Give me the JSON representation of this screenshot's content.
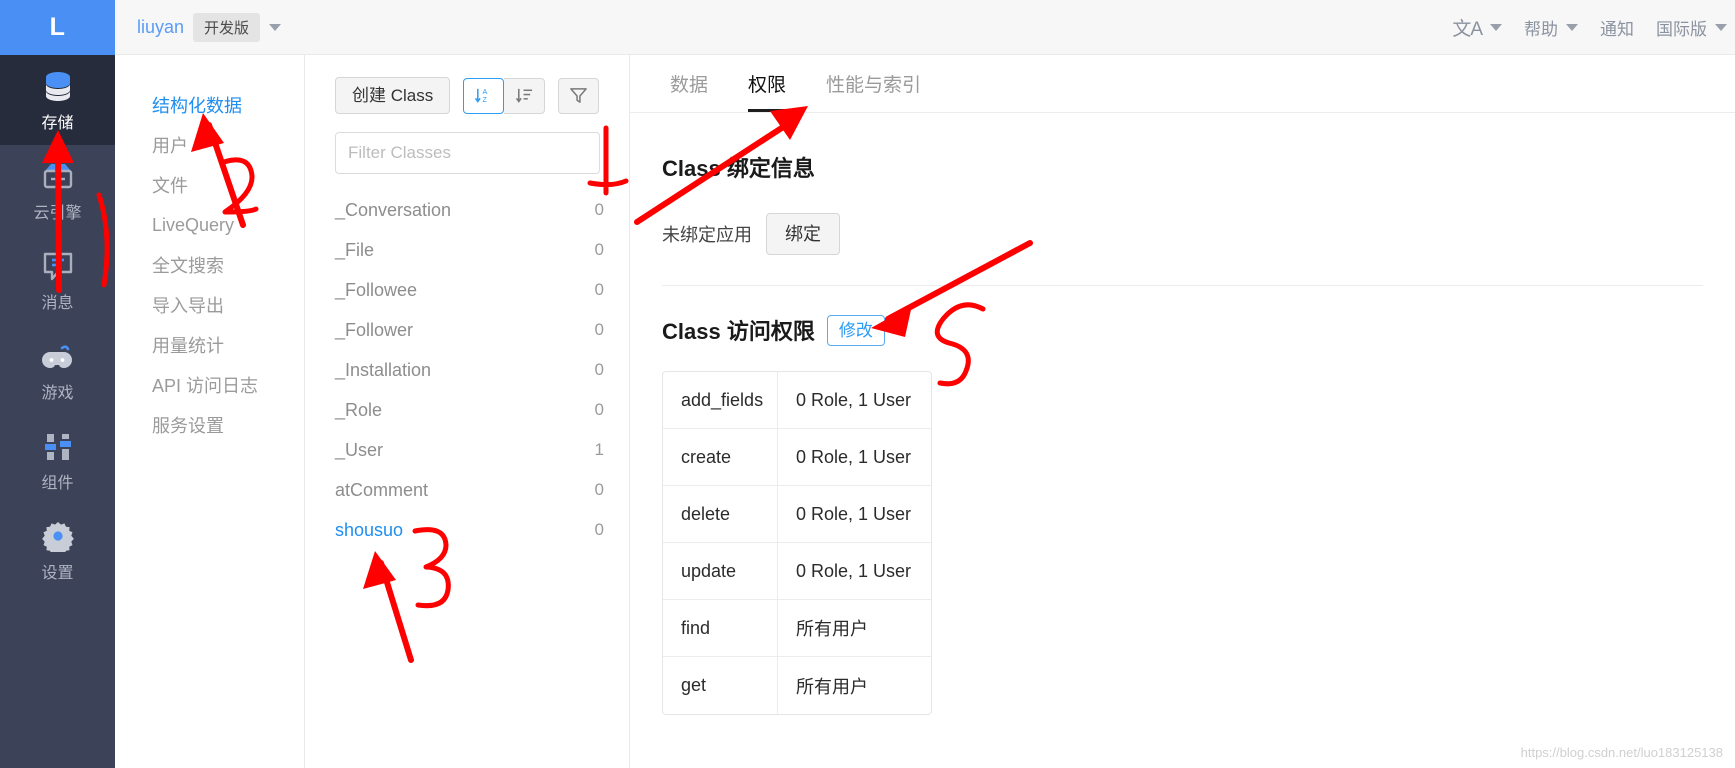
{
  "header": {
    "logo_letter": "L",
    "app_name": "liuyan",
    "env_badge": "开发版",
    "lang_glyph": "文A",
    "help": "帮助",
    "notifications": "通知",
    "international": "国际版"
  },
  "rail": {
    "items": [
      {
        "label": "存储",
        "icon": "database-icon",
        "active": true
      },
      {
        "label": "云引擎",
        "icon": "engine-icon",
        "active": false
      },
      {
        "label": "消息",
        "icon": "message-icon",
        "active": false
      },
      {
        "label": "游戏",
        "icon": "gamepad-icon",
        "active": false
      },
      {
        "label": "组件",
        "icon": "sliders-icon",
        "active": false
      },
      {
        "label": "设置",
        "icon": "gear-icon",
        "active": false
      }
    ]
  },
  "nav2": {
    "items": [
      {
        "label": "结构化数据",
        "active": true
      },
      {
        "label": "用户",
        "active": false
      },
      {
        "label": "文件",
        "active": false
      },
      {
        "label": "LiveQuery",
        "active": false
      },
      {
        "label": "全文搜索",
        "active": false
      },
      {
        "label": "导入导出",
        "active": false
      },
      {
        "label": "用量统计",
        "active": false
      },
      {
        "label": "API 访问日志",
        "active": false
      },
      {
        "label": "服务设置",
        "active": false
      }
    ]
  },
  "class_panel": {
    "create_button": "创建 Class",
    "sort_alpha_icon": "sort-alpha-icon",
    "sort_list_icon": "sort-list-icon",
    "filter_icon": "funnel-icon",
    "filter_placeholder": "Filter Classes",
    "filter_value": "",
    "classes": [
      {
        "name": "_Conversation",
        "count": "0",
        "custom": false
      },
      {
        "name": "_File",
        "count": "0",
        "custom": false
      },
      {
        "name": "_Followee",
        "count": "0",
        "custom": false
      },
      {
        "name": "_Follower",
        "count": "0",
        "custom": false
      },
      {
        "name": "_Installation",
        "count": "0",
        "custom": false
      },
      {
        "name": "_Role",
        "count": "0",
        "custom": false
      },
      {
        "name": "_User",
        "count": "1",
        "custom": false
      },
      {
        "name": "atComment",
        "count": "0",
        "custom": false
      },
      {
        "name": "shousuo",
        "count": "0",
        "custom": true
      }
    ]
  },
  "main": {
    "tabs": [
      {
        "label": "数据",
        "active": false
      },
      {
        "label": "权限",
        "active": true
      },
      {
        "label": "性能与索引",
        "active": false
      }
    ],
    "binding": {
      "title": "Class 绑定信息",
      "status": "未绑定应用",
      "bind_button": "绑定"
    },
    "acl": {
      "title": "Class 访问权限",
      "edit_button": "修改",
      "rows": [
        {
          "key": "add_fields",
          "value": "0 Role, 1 User"
        },
        {
          "key": "create",
          "value": "0 Role, 1 User"
        },
        {
          "key": "delete",
          "value": "0 Role, 1 User"
        },
        {
          "key": "update",
          "value": "0 Role, 1 User"
        },
        {
          "key": "find",
          "value": "所有用户"
        },
        {
          "key": "get",
          "value": "所有用户"
        }
      ]
    }
  },
  "annotations": {
    "marks": [
      "1",
      "2",
      "3",
      "4",
      "5"
    ],
    "color": "#ff0000"
  },
  "watermark": "https://blog.csdn.net/luo183125138",
  "colors": {
    "brand_blue": "#4a90f4",
    "link_blue": "#1f8ef1",
    "rail_bg": "#3c4257",
    "rail_active": "#272c3d",
    "annotation_red": "#ff0000"
  }
}
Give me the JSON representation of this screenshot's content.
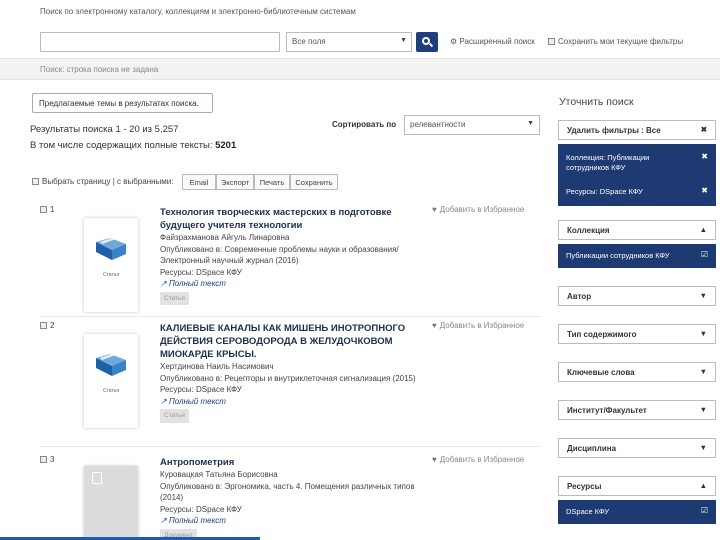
{
  "search": {
    "title": "Поиск по электронному каталогу, коллекциям и электронно-библиотечным системам",
    "query_value": "",
    "scope_value": "Все поля",
    "advanced_label": "Расширенный поиск",
    "keep_filters_label": "Сохранить мои текущие фильтры",
    "status_bar": "Поиск: строка поиска не задана",
    "suggest_button": "Предлагаемые темы в результатах поиска."
  },
  "results": {
    "count_text": "Результаты поиска 1 - 20 из 5,257",
    "fulltext_label": "В том числе содержащих полные тексты:",
    "fulltext_value": "5201",
    "sort_label": "Сортировать по",
    "sort_value": "релевантности",
    "select_page_label": "Выбрать страницу | с выбранными:",
    "toolbar_buttons": [
      "Email",
      "Экспорт",
      "Печать",
      "Сохранить"
    ],
    "favorite_label": "Добавить в Избранное",
    "items": [
      {
        "num": "1",
        "title": "Технология творческих мастерских в подготовке будущего учителя технологии",
        "author": "Файзрахманова Айгуль Линаровна",
        "published": "Опубликовано в: Современные проблемы науки и образования/Электронный научный журнал (2016)",
        "resource": "Ресурсы: DSpace КФУ",
        "fulltext_link": "Полный текст",
        "tag": "Статья",
        "thumb_label": "Статья"
      },
      {
        "num": "2",
        "title": "КАЛИЕВЫЕ КАНАЛЫ КАК МИШЕНЬ ИНОТРОПНОГО ДЕЙСТВИЯ СЕРОВОДОРОДА В ЖЕЛУДОЧКОВОМ МИОКАРДЕ КРЫСЫ.",
        "author": "Хертдинова Наиль Насимович",
        "published": "Опубликовано в: Рецепторы и внутриклеточная сигнализация (2015)",
        "resource": "Ресурсы: DSpace КФУ",
        "fulltext_link": "Полный текст",
        "tag": "Статья",
        "thumb_label": "Статья"
      },
      {
        "num": "3",
        "title": "Антропометрия",
        "author": "Куровацкая Татьяна Борисовна",
        "published": "Опубликовано в: Эргономика, часть 4. Помещения различных типов (2014)",
        "resource": "Ресурсы: DSpace КФУ",
        "fulltext_link": "Полный текст",
        "tag": "Документ",
        "thumb_label": ""
      }
    ]
  },
  "sidebar": {
    "heading": "Уточнить поиск",
    "remove_filters": "Удалить фильтры : Все",
    "active_filters": [
      "Коллекция: Публикации сотрудников КФУ",
      "Ресурсы: DSpace КФУ"
    ],
    "facets": {
      "collection": "Коллекция",
      "collection_value": "Публикации сотрудников КФУ",
      "author": "Автор",
      "content_type": "Тип содержимого",
      "keywords": "Ключевые слова",
      "institute": "Институт/Факультет",
      "discipline": "Дисциплина",
      "resources": "Ресурсы",
      "resources_value": "DSpace КФУ"
    }
  },
  "icons": {
    "close": "close-icon",
    "collapse": "chevron-up-icon",
    "expand": "chevron-down-icon",
    "checked": "checkbox-checked-icon",
    "search": "search-icon",
    "gear": "gear-icon",
    "heart": "heart-icon",
    "external": "external-link-icon"
  },
  "colors": {
    "primary": "#1d3a72",
    "link": "#1e3f7e",
    "accent_bar": "#1d5ab0"
  }
}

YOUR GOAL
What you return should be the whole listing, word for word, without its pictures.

ANSWER SECTION
Give me the JSON representation of this screenshot's content.
{
  "header": {
    "logo_letter": "L",
    "app_name": "liuyan",
    "env_badge": "开发版",
    "lang_glyph": "文A",
    "help": "帮助",
    "notifications": "通知",
    "international": "国际版"
  },
  "rail": {
    "items": [
      {
        "label": "存储",
        "icon": "database-icon",
        "active": true
      },
      {
        "label": "云引擎",
        "icon": "engine-icon",
        "active": false
      },
      {
        "label": "消息",
        "icon": "message-icon",
        "active": false
      },
      {
        "label": "游戏",
        "icon": "gamepad-icon",
        "active": false
      },
      {
        "label": "组件",
        "icon": "sliders-icon",
        "active": false
      },
      {
        "label": "设置",
        "icon": "gear-icon",
        "active": false
      }
    ]
  },
  "nav2": {
    "items": [
      {
        "label": "结构化数据",
        "active": true
      },
      {
        "label": "用户",
        "active": false
      },
      {
        "label": "文件",
        "active": false
      },
      {
        "label": "LiveQuery",
        "active": false
      },
      {
        "label": "全文搜索",
        "active": false
      },
      {
        "label": "导入导出",
        "active": false
      },
      {
        "label": "用量统计",
        "active": false
      },
      {
        "label": "API 访问日志",
        "active": false
      },
      {
        "label": "服务设置",
        "active": false
      }
    ]
  },
  "class_panel": {
    "create_button": "创建 Class",
    "sort_alpha_icon": "sort-alpha-icon",
    "sort_list_icon": "sort-list-icon",
    "filter_icon": "funnel-icon",
    "filter_placeholder": "Filter Classes",
    "filter_value": "",
    "classes": [
      {
        "name": "_Conversation",
        "count": "0",
        "custom": false
      },
      {
        "name": "_File",
        "count": "0",
        "custom": false
      },
      {
        "name": "_Followee",
        "count": "0",
        "custom": false
      },
      {
        "name": "_Follower",
        "count": "0",
        "custom": false
      },
      {
        "name": "_Installation",
        "count": "0",
        "custom": false
      },
      {
        "name": "_Role",
        "count": "0",
        "custom": false
      },
      {
        "name": "_User",
        "count": "1",
        "custom": false
      },
      {
        "name": "atComment",
        "count": "0",
        "custom": false
      },
      {
        "name": "shousuo",
        "count": "0",
        "custom": true
      }
    ]
  },
  "main": {
    "tabs": [
      {
        "label": "数据",
        "active": false
      },
      {
        "label": "权限",
        "active": true
      },
      {
        "label": "性能与索引",
        "active": false
      }
    ],
    "binding": {
      "title": "Class 绑定信息",
      "status": "未绑定应用",
      "bind_button": "绑定"
    },
    "acl": {
      "title": "Class 访问权限",
      "edit_button": "修改",
      "rows": [
        {
          "key": "add_fields",
          "value": "0 Role, 1 User"
        },
        {
          "key": "create",
          "value": "0 Role, 1 User"
        },
        {
          "key": "delete",
          "value": "0 Role, 1 User"
        },
        {
          "key": "update",
          "value": "0 Role, 1 User"
        },
        {
          "key": "find",
          "value": "所有用户"
        },
        {
          "key": "get",
          "value": "所有用户"
        }
      ]
    }
  },
  "annotations": {
    "marks": [
      "1",
      "2",
      "3",
      "4",
      "5"
    ],
    "color": "#ff0000"
  },
  "watermark": "https://blog.csdn.net/luo183125138",
  "colors": {
    "brand_blue": "#4a90f4",
    "link_blue": "#1f8ef1",
    "rail_bg": "#3c4257",
    "rail_active": "#272c3d",
    "annotation_red": "#ff0000"
  }
}
Give me the JSON representation of this screenshot's content.
{
  "search": {
    "title": "Поиск по электронному каталогу, коллекциям и электронно-библиотечным системам",
    "query_value": "",
    "scope_value": "Все поля",
    "advanced_label": "Расширенный поиск",
    "keep_filters_label": "Сохранить мои текущие фильтры",
    "status_bar": "Поиск: строка поиска не задана",
    "suggest_button": "Предлагаемые темы в результатах поиска."
  },
  "results": {
    "count_text": "Результаты поиска 1 - 20 из 5,257",
    "fulltext_label": "В том числе содержащих полные тексты:",
    "fulltext_value": "5201",
    "sort_label": "Сортировать по",
    "sort_value": "релевантности",
    "select_page_label": "Выбрать страницу | с выбранными:",
    "toolbar_buttons": [
      "Email",
      "Экспорт",
      "Печать",
      "Сохранить"
    ],
    "favorite_label": "Добавить в Избранное",
    "items": [
      {
        "num": "1",
        "title": "Технология творческих мастерских в подготовке будущего учителя технологии",
        "author": "Файзрахманова Айгуль Линаровна",
        "published": "Опубликовано в: Современные проблемы науки и образования/Электронный научный журнал (2016)",
        "resource": "Ресурсы: DSpace КФУ",
        "fulltext_link": "Полный текст",
        "tag": "Статья",
        "thumb_label": "Статья"
      },
      {
        "num": "2",
        "title": "КАЛИЕВЫЕ КАНАЛЫ КАК МИШЕНЬ ИНОТРОПНОГО ДЕЙСТВИЯ СЕРОВОДОРОДА В ЖЕЛУДОЧКОВОМ МИОКАРДЕ КРЫСЫ.",
        "author": "Хертдинова Наиль Насимович",
        "published": "Опубликовано в: Рецепторы и внутриклеточная сигнализация (2015)",
        "resource": "Ресурсы: DSpace КФУ",
        "fulltext_link": "Полный текст",
        "tag": "Статья",
        "thumb_label": "Статья"
      },
      {
        "num": "3",
        "title": "Антропометрия",
        "author": "Куровацкая Татьяна Борисовна",
        "published": "Опубликовано в: Эргономика, часть 4. Помещения различных типов (2014)",
        "resource": "Ресурсы: DSpace КФУ",
        "fulltext_link": "Полный текст",
        "tag": "Документ",
        "thumb_label": ""
      }
    ]
  },
  "sidebar": {
    "heading": "Уточнить поиск",
    "remove_filters": "Удалить фильтры : Все",
    "active_filters": [
      "Коллекция: Публикации сотрудников КФУ",
      "Ресурсы: DSpace КФУ"
    ],
    "facets": {
      "collection": "Коллекция",
      "collection_value": "Публикации сотрудников КФУ",
      "author": "Автор",
      "content_type": "Тип содержимого",
      "keywords": "Ключевые слова",
      "institute": "Институт/Факультет",
      "discipline": "Дисциплина",
      "resources": "Ресурсы",
      "resources_value": "DSpace КФУ"
    }
  },
  "icons": {
    "close": "close-icon",
    "collapse": "chevron-up-icon",
    "expand": "chevron-down-icon",
    "checked": "checkbox-checked-icon",
    "search": "search-icon",
    "gear": "gear-icon",
    "heart": "heart-icon",
    "external": "external-link-icon"
  },
  "colors": {
    "primary": "#1d3a72",
    "link": "#1e3f7e",
    "accent_bar": "#1d5ab0"
  }
}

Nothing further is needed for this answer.